** DATA SUPPLIED follows **

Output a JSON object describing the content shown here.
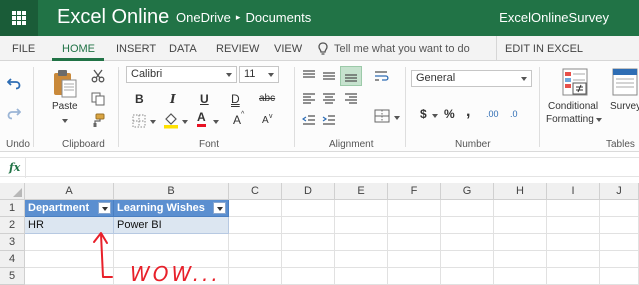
{
  "titlebar": {
    "app_name": "Excel Online",
    "breadcrumb_root": "OneDrive",
    "breadcrumb_separator": "▸",
    "breadcrumb_folder": "Documents",
    "document_title": "ExcelOnlineSurvey",
    "color": "#217346"
  },
  "tabs": {
    "items": [
      "FILE",
      "HOME",
      "INSERT",
      "DATA",
      "REVIEW",
      "VIEW"
    ],
    "active": "HOME",
    "tell_me_placeholder": "Tell me what you want to do",
    "edit_in_excel": "EDIT IN EXCEL"
  },
  "ribbon": {
    "undo_group": "Undo",
    "clipboard_group": "Clipboard",
    "paste_label": "Paste",
    "font_group": "Font",
    "font_name": "Calibri",
    "font_size": "11",
    "bold": "B",
    "italic": "I",
    "underline": "U",
    "double_underline": "D",
    "strikethrough": "abc",
    "grow_font": "A",
    "shrink_font": "A",
    "font_color": "A",
    "alignment_group": "Alignment",
    "number_group": "Number",
    "number_format": "General",
    "currency_symbol": "$",
    "percent_symbol": "%",
    "comma_symbol": ",",
    "increase_decimal": ".00",
    "decrease_decimal": ".0",
    "conditional_formatting_line1": "Conditional",
    "conditional_formatting_line2": "Formatting",
    "survey_label": "Survey",
    "tables_group": "Tables"
  },
  "formula_bar": {
    "fx_label": "fx",
    "value": ""
  },
  "sheet": {
    "columns": [
      "A",
      "B",
      "C",
      "D",
      "E",
      "F",
      "G",
      "H",
      "I",
      "J"
    ],
    "rows": [
      "1",
      "2",
      "3",
      "4",
      "5"
    ],
    "table_header": [
      "Department",
      "Learning Wishes"
    ],
    "table_row": [
      "HR",
      "Power BI"
    ],
    "header_fill": "#5b8fd0",
    "band_fill": "#dce6f1"
  },
  "annotation": {
    "text": "WOW...",
    "color": "#e8202a"
  }
}
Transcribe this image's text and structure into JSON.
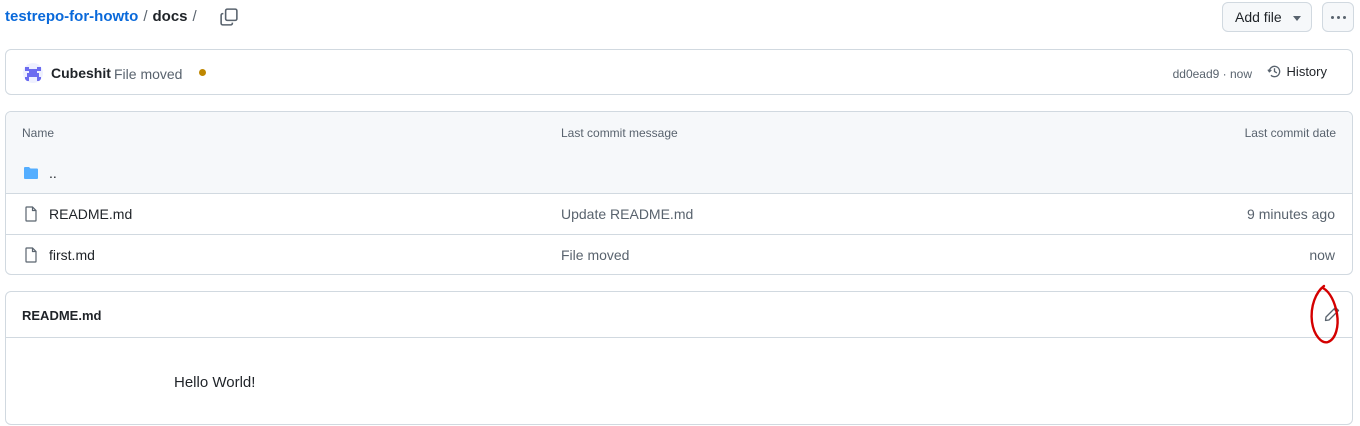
{
  "breadcrumb": {
    "repo": "testrepo-for-howto",
    "sep1": "/",
    "folder": "docs",
    "sep2": "/"
  },
  "toolbar": {
    "add_file_label": "Add file",
    "more_icon": "kebab-horizontal-icon",
    "copy_icon": "copy-icon"
  },
  "commit": {
    "author": "Cubeshit",
    "message": "File moved",
    "status_color": "#bf8700",
    "sha_time": "dd0ead9 · now",
    "history_label": "History"
  },
  "table": {
    "headers": {
      "name": "Name",
      "message": "Last commit message",
      "date": "Last commit date"
    },
    "parent_label": "..",
    "rows": [
      {
        "name": "README.md",
        "message": "Update README.md",
        "date": "9 minutes ago"
      },
      {
        "name": "first.md",
        "message": "File moved",
        "date": "now"
      }
    ]
  },
  "readme": {
    "title": "README.md",
    "content": "Hello World!",
    "edit_icon": "pencil-icon"
  },
  "colors": {
    "link": "#0969da",
    "annotation": "#d40000",
    "folder": "#54aeff"
  }
}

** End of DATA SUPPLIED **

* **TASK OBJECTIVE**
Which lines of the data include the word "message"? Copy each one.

* **TASK SOLUTION**
    "message": "File moved",
      "message": "Last commit message",
        "message": "Update README.md",
        "message": "File moved",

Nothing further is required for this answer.